- _YOUR GOAL_:
Pictures are to be dropped from the copy. Retype the listing exactly.

- _INPUT FOR THIS TASK_:
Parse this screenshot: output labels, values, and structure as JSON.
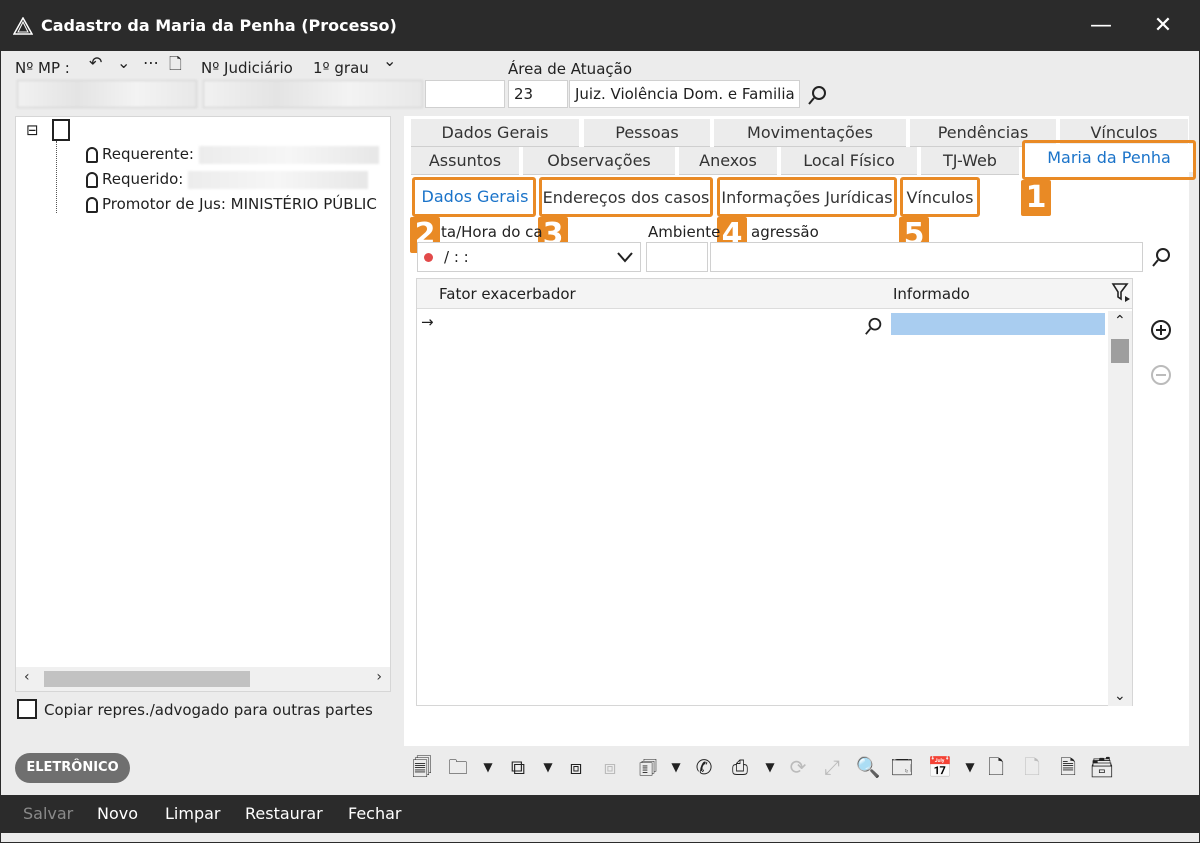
{
  "window": {
    "title": "Cadastro da Maria da Penha (Processo)",
    "minimize": "—",
    "close": "✕"
  },
  "header": {
    "mp_label": "Nº MP :",
    "judiciario_label": "Nº Judiciário",
    "grau_label": "1º grau",
    "area_label": "Área de Atuação",
    "area_code": "23",
    "area_name": "Juiz. Violência Dom. e Familia"
  },
  "tree": {
    "collapse": "⊟",
    "items": [
      {
        "label": "Requerente:"
      },
      {
        "label": "Requerido:"
      },
      {
        "label": "Promotor de Jus: MINISTÉRIO PÚBLIC"
      }
    ]
  },
  "copy_checkbox_label": "Copiar repres./advogado para outras partes",
  "eletronico_badge": "ELETRÔNICO",
  "tabs_row1": [
    "Dados Gerais",
    "Pessoas",
    "Movimentações",
    "Pendências",
    "Vínculos"
  ],
  "tabs_row2": [
    "Assuntos",
    "Observações",
    "Anexos",
    "Local Físico",
    "TJ-Web",
    "Maria da Penha"
  ],
  "subtabs": [
    "Dados Gerais",
    "Endereços dos casos",
    "Informações Jurídicas",
    "Vínculos"
  ],
  "callouts": [
    "1",
    "2",
    "3",
    "4",
    "5"
  ],
  "form": {
    "datahora_label": "ta/Hora do ca",
    "datahora_value": "/      : :",
    "ambiente_label_a": "Ambiente",
    "ambiente_label_b": "agressão"
  },
  "grid": {
    "col_fator": "Fator exacerbador",
    "col_informado": "Informado",
    "row_marker": "→"
  },
  "footer": {
    "salvar": "Salvar",
    "novo": "Novo",
    "limpar": "Limpar",
    "restaurar": "Restaurar",
    "fechar": "Fechar"
  },
  "colors": {
    "accent_orange": "#e98a25",
    "active_tab_blue": "#1a73c9",
    "titlebar": "#2b2b2b"
  }
}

- _ANSWER TO THE PROBLEM_:
Parse this screenshot: output labels, values, and structure as JSON.
{
  "window": {
    "title": "Cadastro da Maria da Penha (Processo)",
    "minimize": "—",
    "close": "✕"
  },
  "header": {
    "mp_label": "Nº MP :",
    "judiciario_label": "Nº Judiciário",
    "grau_label": "1º grau",
    "area_label": "Área de Atuação",
    "area_code": "23",
    "area_name": "Juiz. Violência Dom. e Familia"
  },
  "tree": {
    "collapse": "⊟",
    "items": [
      {
        "label": "Requerente:"
      },
      {
        "label": "Requerido:"
      },
      {
        "label": "Promotor de Jus: MINISTÉRIO PÚBLIC"
      }
    ]
  },
  "copy_checkbox_label": "Copiar repres./advogado para outras partes",
  "eletronico_badge": "ELETRÔNICO",
  "tabs_row1": [
    "Dados Gerais",
    "Pessoas",
    "Movimentações",
    "Pendências",
    "Vínculos"
  ],
  "tabs_row2": [
    "Assuntos",
    "Observações",
    "Anexos",
    "Local Físico",
    "TJ-Web",
    "Maria da Penha"
  ],
  "subtabs": [
    "Dados Gerais",
    "Endereços dos casos",
    "Informações Jurídicas",
    "Vínculos"
  ],
  "callouts": [
    "1",
    "2",
    "3",
    "4",
    "5"
  ],
  "form": {
    "datahora_label": "ta/Hora do ca",
    "datahora_value": "/      : :",
    "ambiente_label_a": "Ambiente",
    "ambiente_label_b": "agressão"
  },
  "grid": {
    "col_fator": "Fator exacerbador",
    "col_informado": "Informado",
    "row_marker": "→"
  },
  "footer": {
    "salvar": "Salvar",
    "novo": "Novo",
    "limpar": "Limpar",
    "restaurar": "Restaurar",
    "fechar": "Fechar"
  },
  "colors": {
    "accent_orange": "#e98a25",
    "active_tab_blue": "#1a73c9",
    "titlebar": "#2b2b2b"
  }
}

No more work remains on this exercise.